--- BRIEF ---
The whole listing below is to be output exactly, with no line skipped.

*** EXERCISE INPUT

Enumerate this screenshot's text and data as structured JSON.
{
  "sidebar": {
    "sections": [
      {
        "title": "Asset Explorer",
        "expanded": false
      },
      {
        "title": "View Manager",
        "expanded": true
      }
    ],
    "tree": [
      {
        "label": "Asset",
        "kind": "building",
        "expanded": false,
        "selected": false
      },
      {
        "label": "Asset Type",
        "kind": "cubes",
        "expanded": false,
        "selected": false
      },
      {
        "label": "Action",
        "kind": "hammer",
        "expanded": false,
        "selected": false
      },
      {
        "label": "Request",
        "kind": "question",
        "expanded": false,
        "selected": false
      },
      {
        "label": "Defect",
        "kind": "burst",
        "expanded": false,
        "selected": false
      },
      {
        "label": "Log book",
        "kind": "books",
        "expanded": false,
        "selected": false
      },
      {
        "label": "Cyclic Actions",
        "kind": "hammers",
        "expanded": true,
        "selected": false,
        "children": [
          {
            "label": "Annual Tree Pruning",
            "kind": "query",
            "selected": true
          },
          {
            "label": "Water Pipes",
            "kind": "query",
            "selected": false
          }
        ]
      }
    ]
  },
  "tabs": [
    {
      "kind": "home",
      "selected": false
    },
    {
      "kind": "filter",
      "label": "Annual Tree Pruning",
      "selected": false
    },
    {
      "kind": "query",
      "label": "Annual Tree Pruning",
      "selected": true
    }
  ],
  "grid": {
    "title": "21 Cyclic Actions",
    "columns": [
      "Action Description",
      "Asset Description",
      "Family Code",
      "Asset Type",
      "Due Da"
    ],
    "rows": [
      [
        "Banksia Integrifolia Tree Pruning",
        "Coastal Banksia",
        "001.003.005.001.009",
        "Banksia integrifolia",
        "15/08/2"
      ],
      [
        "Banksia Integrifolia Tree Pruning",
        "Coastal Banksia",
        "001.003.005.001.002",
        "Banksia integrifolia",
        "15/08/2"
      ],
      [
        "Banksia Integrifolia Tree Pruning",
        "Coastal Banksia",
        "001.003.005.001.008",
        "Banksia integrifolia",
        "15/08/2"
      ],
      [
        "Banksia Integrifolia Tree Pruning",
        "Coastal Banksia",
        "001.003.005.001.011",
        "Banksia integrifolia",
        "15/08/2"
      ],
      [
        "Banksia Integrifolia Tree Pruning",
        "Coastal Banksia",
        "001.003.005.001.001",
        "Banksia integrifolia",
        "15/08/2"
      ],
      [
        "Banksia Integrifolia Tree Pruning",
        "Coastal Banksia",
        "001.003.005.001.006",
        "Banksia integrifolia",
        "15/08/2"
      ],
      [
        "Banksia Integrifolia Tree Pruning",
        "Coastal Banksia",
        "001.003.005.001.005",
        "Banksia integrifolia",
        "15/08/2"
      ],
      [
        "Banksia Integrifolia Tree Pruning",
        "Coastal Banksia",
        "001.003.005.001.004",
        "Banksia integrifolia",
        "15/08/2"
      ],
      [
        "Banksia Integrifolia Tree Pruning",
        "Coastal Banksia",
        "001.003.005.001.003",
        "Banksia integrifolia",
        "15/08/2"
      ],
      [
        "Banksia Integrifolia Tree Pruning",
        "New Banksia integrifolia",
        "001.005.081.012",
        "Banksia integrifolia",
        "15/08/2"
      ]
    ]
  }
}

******

--- SOLUTION FOR THIS TASK ---
Enumerate this screenshot's text and data as structured JSON.
{
  "sidebar": {
    "sections": [
      {
        "title": "Asset Explorer",
        "expanded": false
      },
      {
        "title": "View Manager",
        "expanded": true
      }
    ],
    "tree": [
      {
        "label": "Asset",
        "kind": "building",
        "expanded": false,
        "selected": false
      },
      {
        "label": "Asset Type",
        "kind": "cubes",
        "expanded": false,
        "selected": false
      },
      {
        "label": "Action",
        "kind": "hammer",
        "expanded": false,
        "selected": false
      },
      {
        "label": "Request",
        "kind": "question",
        "expanded": false,
        "selected": false
      },
      {
        "label": "Defect",
        "kind": "burst",
        "expanded": false,
        "selected": false
      },
      {
        "label": "Log book",
        "kind": "books",
        "expanded": false,
        "selected": false
      },
      {
        "label": "Cyclic Actions",
        "kind": "hammers",
        "expanded": true,
        "selected": false,
        "children": [
          {
            "label": "Annual Tree Pruning",
            "kind": "query",
            "selected": true
          },
          {
            "label": "Water Pipes",
            "kind": "query",
            "selected": false
          }
        ]
      }
    ]
  },
  "tabs": [
    {
      "kind": "home",
      "selected": false
    },
    {
      "kind": "filter",
      "label": "Annual Tree Pruning",
      "selected": false
    },
    {
      "kind": "query",
      "label": "Annual Tree Pruning",
      "selected": true
    }
  ],
  "grid": {
    "title": "21 Cyclic Actions",
    "columns": [
      "Action Description",
      "Asset Description",
      "Family Code",
      "Asset Type",
      "Due Da"
    ],
    "rows": [
      [
        "Banksia Integrifolia Tree Pruning",
        "Coastal Banksia",
        "001.003.005.001.009",
        "Banksia integrifolia",
        "15/08/2"
      ],
      [
        "Banksia Integrifolia Tree Pruning",
        "Coastal Banksia",
        "001.003.005.001.002",
        "Banksia integrifolia",
        "15/08/2"
      ],
      [
        "Banksia Integrifolia Tree Pruning",
        "Coastal Banksia",
        "001.003.005.001.008",
        "Banksia integrifolia",
        "15/08/2"
      ],
      [
        "Banksia Integrifolia Tree Pruning",
        "Coastal Banksia",
        "001.003.005.001.011",
        "Banksia integrifolia",
        "15/08/2"
      ],
      [
        "Banksia Integrifolia Tree Pruning",
        "Coastal Banksia",
        "001.003.005.001.001",
        "Banksia integrifolia",
        "15/08/2"
      ],
      [
        "Banksia Integrifolia Tree Pruning",
        "Coastal Banksia",
        "001.003.005.001.006",
        "Banksia integrifolia",
        "15/08/2"
      ],
      [
        "Banksia Integrifolia Tree Pruning",
        "Coastal Banksia",
        "001.003.005.001.005",
        "Banksia integrifolia",
        "15/08/2"
      ],
      [
        "Banksia Integrifolia Tree Pruning",
        "Coastal Banksia",
        "001.003.005.001.004",
        "Banksia integrifolia",
        "15/08/2"
      ],
      [
        "Banksia Integrifolia Tree Pruning",
        "Coastal Banksia",
        "001.003.005.001.003",
        "Banksia integrifolia",
        "15/08/2"
      ],
      [
        "Banksia Integrifolia Tree Pruning",
        "New Banksia integrifolia",
        "001.005.081.012",
        "Banksia integrifolia",
        "15/08/2"
      ]
    ]
  }
}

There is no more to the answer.